1: Vital Signs: Active Images and Living Words among the Ancient Maya

Vital Signs: The Visual Cultures of Maya Writing

A. W. Mellon Lectures in the Fine Arts

  • Sunday, April 16, 2023
  • 2:00 p.m. – 3:00 p.m.
  • East Building Auditorium and Virtual
  • Talks
  • Hybrid
  • Registration Required

This is the first talk of the six-part series Vital Signs: The Visual Cultures of Maya Writing, presented by Stephen D. Houston of Brown University for the 72nd A. W. Mellon Lectures in the Fine Arts.

What is alive or not, socially interactive or inert, may seem clear. It is not. The ancient Maya created images bursting with social energy and a kind of writing crackling with life. Maya writing is among the few known hieroglyphic systems, a type of script where vitality looms large.
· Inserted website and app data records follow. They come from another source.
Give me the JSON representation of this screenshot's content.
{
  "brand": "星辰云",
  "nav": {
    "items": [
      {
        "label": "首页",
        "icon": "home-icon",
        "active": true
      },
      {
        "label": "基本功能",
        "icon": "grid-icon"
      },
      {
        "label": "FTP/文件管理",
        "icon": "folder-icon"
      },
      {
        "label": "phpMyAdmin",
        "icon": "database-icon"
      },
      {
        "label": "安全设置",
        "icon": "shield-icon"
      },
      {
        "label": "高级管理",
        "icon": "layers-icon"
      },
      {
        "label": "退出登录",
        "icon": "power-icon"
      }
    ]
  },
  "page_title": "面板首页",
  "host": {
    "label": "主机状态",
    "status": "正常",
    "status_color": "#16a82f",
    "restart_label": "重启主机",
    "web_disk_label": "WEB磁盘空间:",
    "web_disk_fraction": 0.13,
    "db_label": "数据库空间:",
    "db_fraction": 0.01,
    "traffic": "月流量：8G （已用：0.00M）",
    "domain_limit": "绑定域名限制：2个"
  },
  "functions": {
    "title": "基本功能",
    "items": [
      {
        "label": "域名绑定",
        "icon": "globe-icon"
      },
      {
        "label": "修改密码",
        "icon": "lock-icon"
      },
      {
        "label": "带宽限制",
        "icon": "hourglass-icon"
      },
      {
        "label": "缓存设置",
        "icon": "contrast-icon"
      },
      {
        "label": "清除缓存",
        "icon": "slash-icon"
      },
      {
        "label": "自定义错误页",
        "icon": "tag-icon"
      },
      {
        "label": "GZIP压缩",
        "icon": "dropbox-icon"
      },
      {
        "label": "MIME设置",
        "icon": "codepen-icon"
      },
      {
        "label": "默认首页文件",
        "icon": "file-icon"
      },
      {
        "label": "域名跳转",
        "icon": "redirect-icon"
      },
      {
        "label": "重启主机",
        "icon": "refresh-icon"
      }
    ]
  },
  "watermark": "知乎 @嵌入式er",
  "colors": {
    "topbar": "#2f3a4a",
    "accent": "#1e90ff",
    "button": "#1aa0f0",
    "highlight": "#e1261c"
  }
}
In ways both solemn and fun, glyphs touch on wider debates about the nature of matter, representation, and figuration, and how, in past belief, things made by humans possessed a miraculous capacity for action.